History of Commodore Matthew C. Perry and the Expedition to Japan
Commodore Matthew Calbraith Perry (April 10, 1794 – March 4, 1858) was an American naval officer who commanded ships in several wars, including the War of 1812 and the Mexican–American War. He played a leading role in the opening of Japan to the West with the Convention of Kanagawa in 1854.
Perry was born in Newport, Rhode Island, and he joined the United States Navy in 1809. He served in the War of 1812, and he was promoted to captain in 1841. In 1852, Perry was appointed to lead a naval expedition to Japan. The goal of the expedition was to open Japan to trade with the United States.
Historic Impact to Highlight
• Perry was interested in the education of naval officers and assisted in the development of an apprentice system that helped establish the curriculum at the United States Naval Academy.
• With the advent of the steam engine, he became a leading advocate of modernizing the U.S. Navy and came to be considered "The Father of the Steam Navy" in the United States.

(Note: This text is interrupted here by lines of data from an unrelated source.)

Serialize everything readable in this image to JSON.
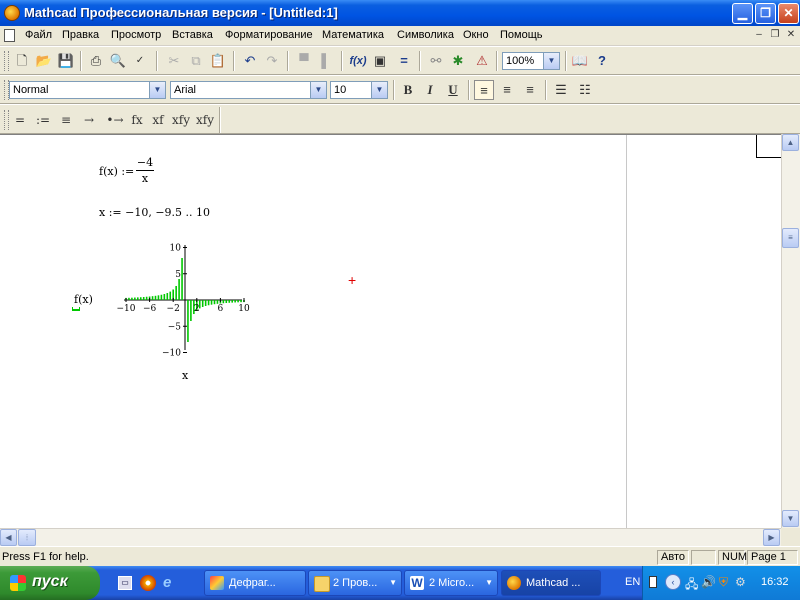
{
  "window": {
    "title": "Mathcad Профессиональная версия - [Untitled:1]",
    "min_icon": "minimize-icon",
    "max_icon": "maximize-icon",
    "close_icon": "close-icon"
  },
  "menu": {
    "items": [
      "Файл",
      "Правка",
      "Просмотр",
      "Вставка",
      "Форматирование",
      "Математика",
      "Символика",
      "Окно",
      "Помощь"
    ]
  },
  "toolbar": {
    "zoom": "100%"
  },
  "format_bar": {
    "style": "Normal",
    "font": "Arial",
    "size": "10",
    "bold": "B",
    "italic": "I",
    "underline": "U"
  },
  "math_bar": {
    "items": [
      "=",
      ":=",
      "≡",
      "→",
      "•→",
      "fx",
      "xf",
      "xfy",
      "xfy"
    ]
  },
  "worksheet": {
    "function_def": {
      "lhs": "f(x) :=",
      "numerator": "−4",
      "denominator": "x"
    },
    "range_def": "x := −10, −9.5 .. 10",
    "plot": {
      "y_label": "f(x)",
      "x_label": "x"
    }
  },
  "chart_data": {
    "type": "bar",
    "xlabel": "x",
    "ylabel": "f(x)",
    "xlim": [
      -10,
      10
    ],
    "ylim": [
      -10,
      10
    ],
    "x_ticks": [
      "−10",
      "−6",
      "−2",
      "2",
      "6",
      "10"
    ],
    "y_ticks": [
      "10",
      "5",
      "−5",
      "−10"
    ],
    "series": [
      {
        "function": "-4/x",
        "x": [
          -10,
          -9.5,
          -9,
          -8.5,
          -8,
          -7.5,
          -7,
          -6.5,
          -6,
          -5.5,
          -5,
          -4.5,
          -4,
          -3.5,
          -3,
          -2.5,
          -2,
          -1.5,
          -1,
          -0.5,
          0.5,
          1,
          1.5,
          2,
          2.5,
          3,
          3.5,
          4,
          4.5,
          5,
          5.5,
          6,
          6.5,
          7,
          7.5,
          8,
          8.5,
          9,
          9.5,
          10
        ],
        "values": [
          0.4,
          0.42,
          0.44,
          0.47,
          0.5,
          0.53,
          0.57,
          0.62,
          0.67,
          0.73,
          0.8,
          0.89,
          1,
          1.14,
          1.33,
          1.6,
          2,
          2.67,
          4,
          8,
          -8,
          -4,
          -2.67,
          -2,
          -1.6,
          -1.33,
          -1.14,
          -1,
          -0.89,
          -0.8,
          -0.73,
          -0.67,
          -0.62,
          -0.57,
          -0.53,
          -0.5,
          -0.47,
          -0.44,
          -0.42,
          -0.4
        ],
        "color": "#00c800"
      }
    ],
    "grid": false
  },
  "status": {
    "help": "Press F1 for help.",
    "mode": "Авто",
    "num": "NUM",
    "page": "Page 1"
  },
  "taskbar": {
    "start": "пуск",
    "tasks": [
      "Дефраг...",
      "2 Пров...",
      "2 Micro...",
      "Mathcad ..."
    ],
    "lang": "EN",
    "clock": "16:32"
  }
}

• Perry was a key agent in both the making and recording of Japanese history, as well as in the shaping of Japanese history; 90% of school children in Japan can identify him.

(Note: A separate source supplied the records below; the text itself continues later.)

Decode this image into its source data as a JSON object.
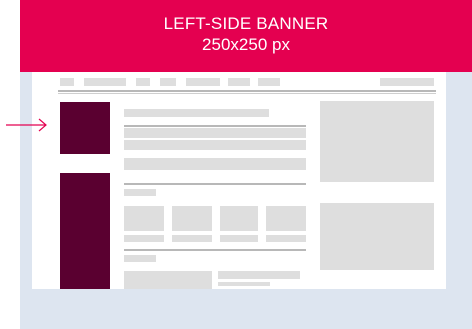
{
  "banner": {
    "title": "LEFT-SIDE BANNER",
    "size": "250x250 px"
  },
  "colors": {
    "banner_bg": "#e40050",
    "ad_placeholder": "#5a0030",
    "frame_bg": "#dde5f0",
    "arrow": "#e40050",
    "placeholder_block": "#dedede"
  }
}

• He was responsible for gaining partnership with Japan and establishing a "firm, lasting, and sincere friendship between the two nations..."
Dig Deeper: Opening of Japan
- State Department History of the Perry Expedition
- Navy History of the Perry Expedition
- Brown University on the Perry Expedition
- Digital Public Library collection from the Perry Expedition
- Smithsonian Collections from Commodore Matthew Perry's Japan Expedition (1853-1854)
- MIT: Black Ships and Samurai: Commodore Perry and the Opening of Japan
Commodore Matthew C. Perry
- Navy History of Commodore Matthew C. Perry
- Brown University History of Commodore Matthew C. Perry
- Text of the Treaty of Kanagawa